A pragmatic solution to ratify immigration reform was presented by democratic representative Julian Castro, former secretary of Housing and Urban Development for the Obama administration. Sec. Castro proposes to make illegal immigration a civil violation by repealing section 1325 of the Immigration and Nationality act. This is not an argument for open borders. In-fact, the repeal of 1325 does nothing to reduce boarder security. It would instead re-focus its efforts towards criminal activity such as drug, armament, and human trafficking. We should also clarify that section 1326, that outlines illegal re-entry, would still remain a criminal offense. Any person re-entering the United States illegally would still likely be detained and further charges brought against them. First time offenders may be detained and questioned but would be held briefly for processing then referred to a social worker with a later court date. To put it simply, the proposal put forward by Sec. Castro is to change the statute of undocumented immigration from a criminal offense to a civil violation. As it stands, it is a misdemeanor crime to overstay your visa. But if we could make illegal immigration a civil violation then that would give the jurisdiction over to the Civil courts instead of the Criminal courts, where criminal prosecution of families leads to harsh detention and family separation. An alternative solution would be to instead issue penalties, provide incentives, and deny benefits until undocumented immigrants correct their legal status. With this ratification the United States could still enforce immigration laws while magnanimously maintaining a more humane and compassionate front.
It is a common misnomer to believe that Civil courts are only involved in cases heard between two parties or corporations. State and local government agencies are customarily involved in Civil court disputes. These cases can range from a denial of public benefits, property disputes, civil rights violations, and disputations with unions.
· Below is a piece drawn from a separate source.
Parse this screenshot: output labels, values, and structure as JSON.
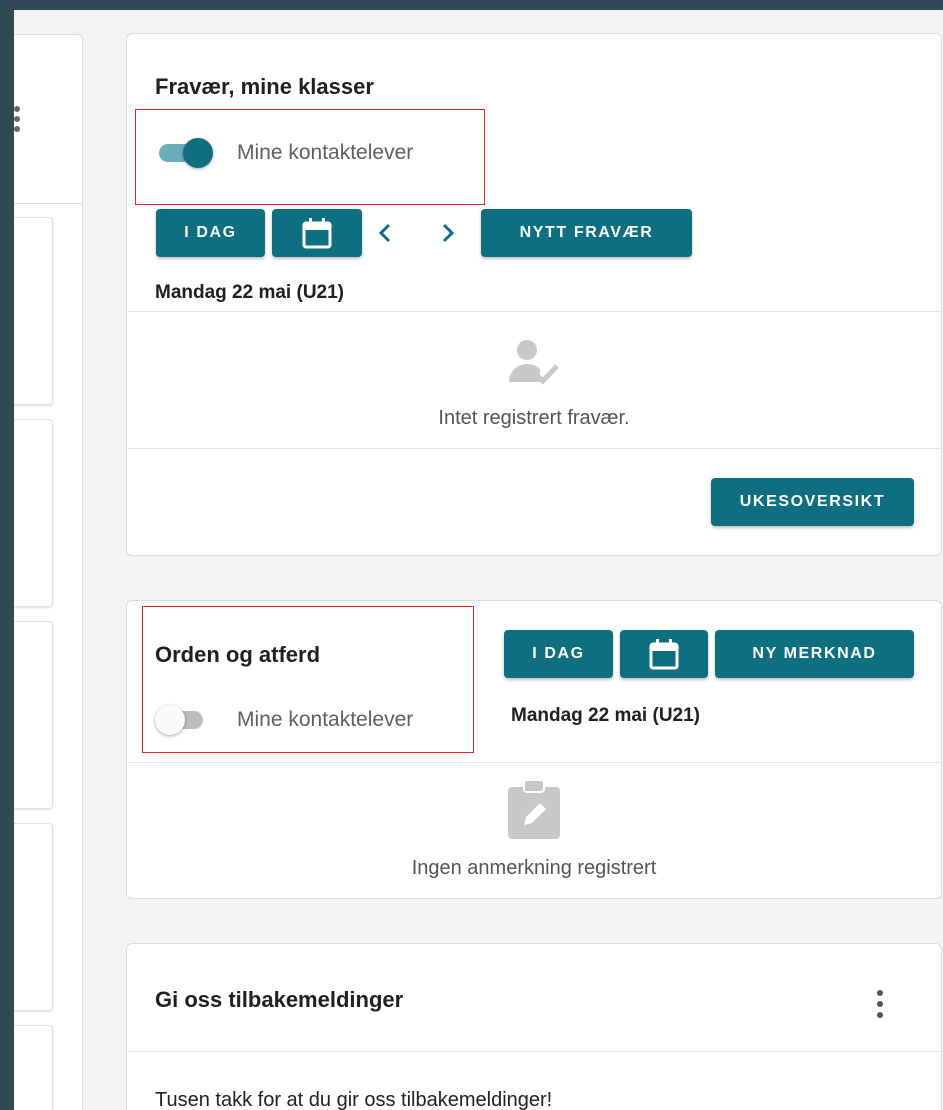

It should also be noted that the proposal Sec. Castro is advocating for would still retain injunctions for deportation procedures for undocumented immigrants who are found to be non-compliant and that have past criminal convictions. But it would also include a substitute amendment that outlines the policies and procedures that protect their legal rights to ensure fair due process of law in cases of such consequences.
Roybal-Allard. L., (2019). H.R.6 – American Dream and Promise Act of 2019 Retrieved from https://www.congress.gov/bill/116th-congress/house-bill/6/text
Felter. C., Renwick. D., (2019). The U.S. Immigration Debate Retrieved from https://www.cfr.org/backgrounder/us-immigration-debate-0
“ICE Enforcement and Removal Operations (ERO) makes official notifications to Congress” (2019). Death Detainee Report Retrieved from https://www.ice.gov/death-detainee-report
Castro. J., (2020). People First Immigration Retrieved from https://issues.juliancastro.com/people-first-immigration/